What you have to do: In the entries below, spot each line with the word "punk" and copy it.

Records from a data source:
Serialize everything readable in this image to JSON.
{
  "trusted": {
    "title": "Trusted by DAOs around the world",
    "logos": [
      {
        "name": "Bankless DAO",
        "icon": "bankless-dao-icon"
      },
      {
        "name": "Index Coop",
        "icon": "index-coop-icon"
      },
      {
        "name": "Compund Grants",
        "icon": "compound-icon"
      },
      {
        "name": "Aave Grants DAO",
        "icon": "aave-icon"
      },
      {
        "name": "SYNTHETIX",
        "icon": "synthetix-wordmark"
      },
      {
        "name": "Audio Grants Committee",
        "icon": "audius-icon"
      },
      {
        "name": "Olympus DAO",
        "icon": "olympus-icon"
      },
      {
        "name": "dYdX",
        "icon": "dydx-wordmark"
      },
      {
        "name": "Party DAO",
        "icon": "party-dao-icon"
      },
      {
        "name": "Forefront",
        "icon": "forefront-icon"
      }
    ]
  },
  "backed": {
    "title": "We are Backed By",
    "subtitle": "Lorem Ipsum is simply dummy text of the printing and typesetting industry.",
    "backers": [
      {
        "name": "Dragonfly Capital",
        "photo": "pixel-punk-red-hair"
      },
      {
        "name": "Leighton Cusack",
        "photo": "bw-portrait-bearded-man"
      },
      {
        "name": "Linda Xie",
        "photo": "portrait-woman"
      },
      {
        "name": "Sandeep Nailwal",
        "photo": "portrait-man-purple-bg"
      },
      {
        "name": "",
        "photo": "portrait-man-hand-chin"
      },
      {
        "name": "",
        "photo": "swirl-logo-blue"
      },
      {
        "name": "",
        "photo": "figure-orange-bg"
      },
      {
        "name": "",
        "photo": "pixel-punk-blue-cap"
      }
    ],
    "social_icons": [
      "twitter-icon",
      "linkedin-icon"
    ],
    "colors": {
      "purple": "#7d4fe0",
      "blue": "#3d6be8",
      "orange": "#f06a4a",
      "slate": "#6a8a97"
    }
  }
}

Exercise answer:
        "photo": "pixel-punk-red-hair"
        "photo": "pixel-punk-blue-cap"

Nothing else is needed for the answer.